How geospatial technology is enabling companies to act on climate change and transition to a nature positive economy.

It’s a great visual, weighing trees from space. 

The concept probably causes you to ask yourself how that’s possible, or better yet, why anyone would want to do it?

Turns out when trying to understand how much carbon is drawn down from the atmosphere by above ground biomass (trees) over time, it’s the weight change that matters, not the number.     

AGB change map, Chloris Platform. Image: Chloris Geospatial

That’s because the changes in the weight of trees (the biomass gains & losses) indicates how much carbon is sequestered as they grow, and how much is emitted with degradation and deforestation. Imagine a giant sequoia tree versus new growth forest in a recovering burn area. Until a new growth forest matures to a considerable degree, one giant sequoia stores much more carbon. This illustrates why counting trees is the wrong approach.  

Enter Chloris Geospatial, the company who introduced this technology to the market in 2021.  Compared to conventional forest carbon monitoring approaches, the Chloris technology brings new levels of transparency, quality, and consistency to forest carbon monitoring and accounting - with immediate scalability and cost-effectiveness that conventional approaches struggle to deliver. 

Kariba REDD+ Project in Zimbabwe, a net carbon sink, over time. Chloris Platform. Image: Chloris Geospatial

This matters to stakeholders who are trying to reliably assess, monitor and report the impact of nature based solutions, and foster trust in the integrity of forest conservation, restoration and reforestation projects..
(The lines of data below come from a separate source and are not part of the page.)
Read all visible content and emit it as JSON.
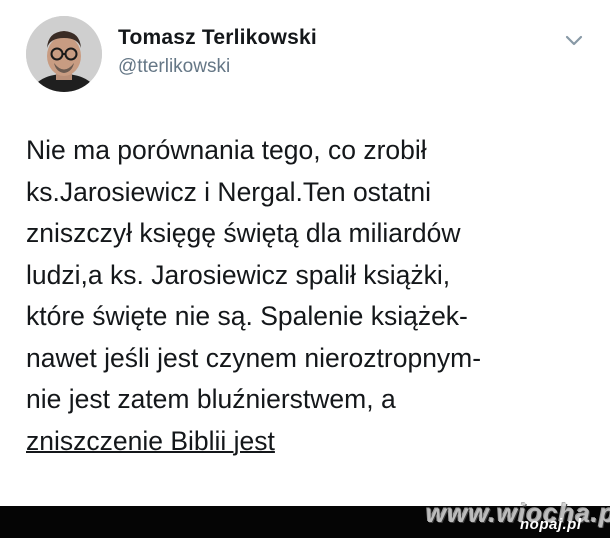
{
  "author": {
    "name": "Tomasz Terlikowski",
    "handle": "@tterlikowski",
    "avatar_icon": "profile-photo"
  },
  "menu_icon": "chevron-down-icon",
  "tweet_lines": [
    "Nie ma porównania tego, co zrobił",
    "ks.Jarosiewicz i Nergal.Ten ostatni",
    "zniszczył księgę świętą dla miliardów",
    "ludzi,a ks. Jarosiewicz spalił książki,",
    "które święte nie są. Spalenie książek-",
    "nawet jeśli jest czynem nieroztropnym-",
    "nie jest zatem bluźnierstwem, a",
    "zniszczenie Biblii jest"
  ],
  "watermark": {
    "site": "www.wiocha.pl",
    "sub": "nopaj.pl"
  },
  "colors": {
    "text": "#14171a",
    "handle": "#657786",
    "bar": "#050505"
  }
}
To learn more, listen or watch our second episode of Nature Is with Florian Reber, Head of Partnerships at Chloris Geospatial based in Zurich, Switzerland (thought we filmed this IRL in Davos!)

A passionate back-country splitboarder, cyclist and overall mountain lover, Florian draws energy for his work with Chloris from time in alpine environments. 

Of note, in the summer of 2019, Florian mountain biked the Continental Divide from British Columbia through Montana, Wyoming, Colorado to New Mexico for a total of seventy one days documenting climate change in the Rocky mountains. See Tales of Change for more on his adventure!

References from the podcast, and broader inspiration:

Chloris Geospatial

Why We Need to Weigh not Count Trees from Space

Lara Birkes

My mission is to help individuals and organizations understand our reliance on the natural world, and to adopt behaviors that allow our planet to flourish.

Website Montana



We believe that the digital transformation and related technologies are revolutionizing the very nature of the way we live and who we are.  Done right, these innovations can help lead us to a better world. We're here to bring together the people and the tools to help you build it.

One key focus of our mission is to explore how the innovations of Web3, Ai, and Quantum Computing can help to sustain the natural world and build greater efficiencies to grow our shared prosperity. We believe in creating a collaborative, inclusive, and sustainable community to explore innovative solutions. Solutions that will contribute to achieving bioregional and global prosperity by integrating our three interconnected worlds: the natural world, the human-made physical world, and emerging technologies.

Better Worlds seeks to explore alternative viewpoints through media, international conferences, symposia, essays and hack-a-thons that encourage and support the development of innovative solutions.